Assignment: Identify all lines below that hold "time" and collect them.

Information below:

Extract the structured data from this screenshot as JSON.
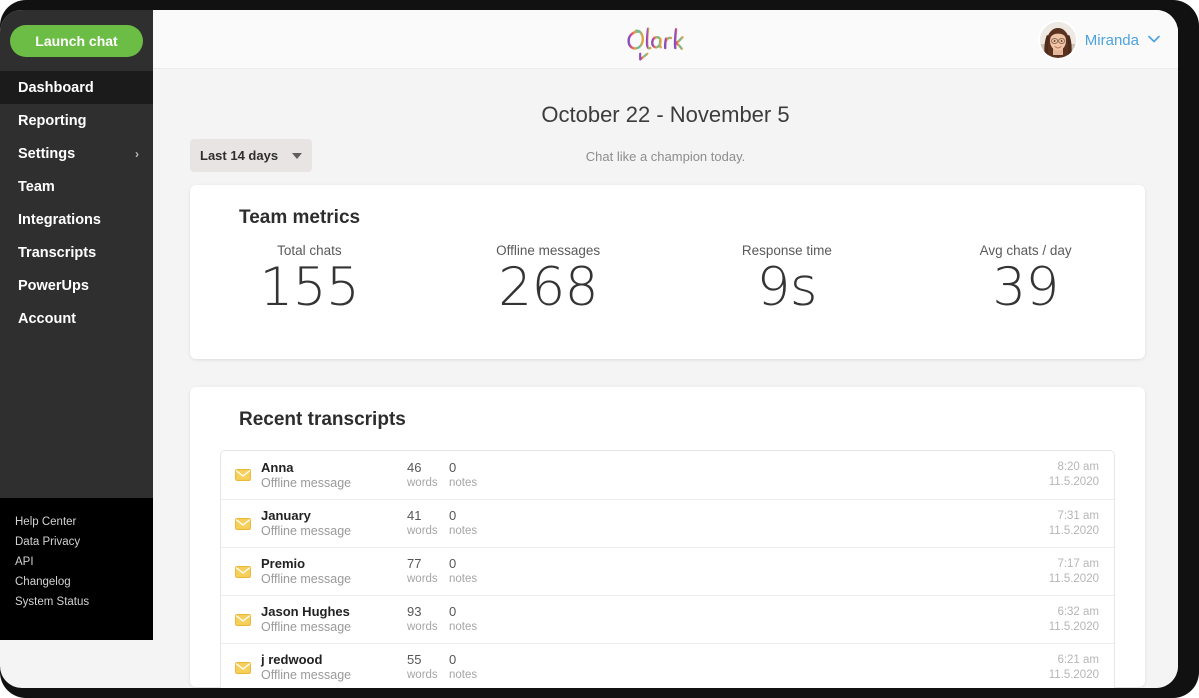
{
  "sidebar": {
    "launch_chat_label": "Launch chat",
    "items": [
      {
        "label": "Dashboard",
        "active": true,
        "chevron": ""
      },
      {
        "label": "Reporting",
        "active": false,
        "chevron": ""
      },
      {
        "label": "Settings",
        "active": false,
        "chevron": "›"
      },
      {
        "label": "Team",
        "active": false,
        "chevron": ""
      },
      {
        "label": "Integrations",
        "active": false,
        "chevron": ""
      },
      {
        "label": "Transcripts",
        "active": false,
        "chevron": ""
      },
      {
        "label": "PowerUps",
        "active": false,
        "chevron": ""
      },
      {
        "label": "Account",
        "active": false,
        "chevron": ""
      }
    ],
    "footer_links": [
      {
        "label": "Help Center"
      },
      {
        "label": "Data Privacy"
      },
      {
        "label": "API"
      },
      {
        "label": "Changelog"
      },
      {
        "label": "System Status"
      }
    ]
  },
  "header": {
    "logo_text": "Olark",
    "logo_icon": "olark-logo",
    "user_name": "Miranda",
    "user_chevron": "∨",
    "avatar_icon": "user-avatar"
  },
  "page": {
    "date_range_title": "October 22 - November 5",
    "tagline": "Chat like a champion today.",
    "range_select_value": "Last 14 days"
  },
  "metrics": {
    "title": "Team metrics",
    "items": [
      {
        "label": "Total chats",
        "value": "155"
      },
      {
        "label": "Offline messages",
        "value": "268"
      },
      {
        "label": "Response time",
        "value": "9s"
      },
      {
        "label": "Avg chats / day",
        "value": "39"
      }
    ]
  },
  "transcripts": {
    "title": "Recent transcripts",
    "rows": [
      {
        "icon": "envelope-icon",
        "name": "Anna",
        "subtitle": "Offline message",
        "words": "46",
        "words_unit": "words",
        "notes": "0",
        "notes_unit": "notes",
        "time": "8:20 am",
        "date": "11.5.2020"
      },
      {
        "icon": "envelope-icon",
        "name": "January",
        "subtitle": "Offline message",
        "words": "41",
        "words_unit": "words",
        "notes": "0",
        "notes_unit": "notes",
        "time": "7:31 am",
        "date": "11.5.2020"
      },
      {
        "icon": "envelope-icon",
        "name": "Premio",
        "subtitle": "Offline message",
        "words": "77",
        "words_unit": "words",
        "notes": "0",
        "notes_unit": "notes",
        "time": "7:17 am",
        "date": "11.5.2020"
      },
      {
        "icon": "envelope-icon",
        "name": "Jason Hughes",
        "subtitle": "Offline message",
        "words": "93",
        "words_unit": "words",
        "notes": "0",
        "notes_unit": "notes",
        "time": "6:32 am",
        "date": "11.5.2020"
      },
      {
        "icon": "envelope-icon",
        "name": "j redwood",
        "subtitle": "Offline message",
        "words": "55",
        "words_unit": "words",
        "notes": "0",
        "notes_unit": "notes",
        "time": "6:21 am",
        "date": "11.5.2020"
      }
    ]
  },
  "colors": {
    "launch_chat_green": "#6cbd45",
    "sidebar_dark": "#2f2f2f",
    "sidebar_active": "#1b1b1b",
    "sidebar_footer": "#000000",
    "user_name_blue": "#4da3de",
    "envelope_gold": "#f2c council"
  }
}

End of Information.

Solved exercise:
        "label": "Response time",
        "time": "8:20 am",
        "time": "7:31 am",
        "time": "7:17 am",
        "time": "6:32 am",
        "time": "6:21 am",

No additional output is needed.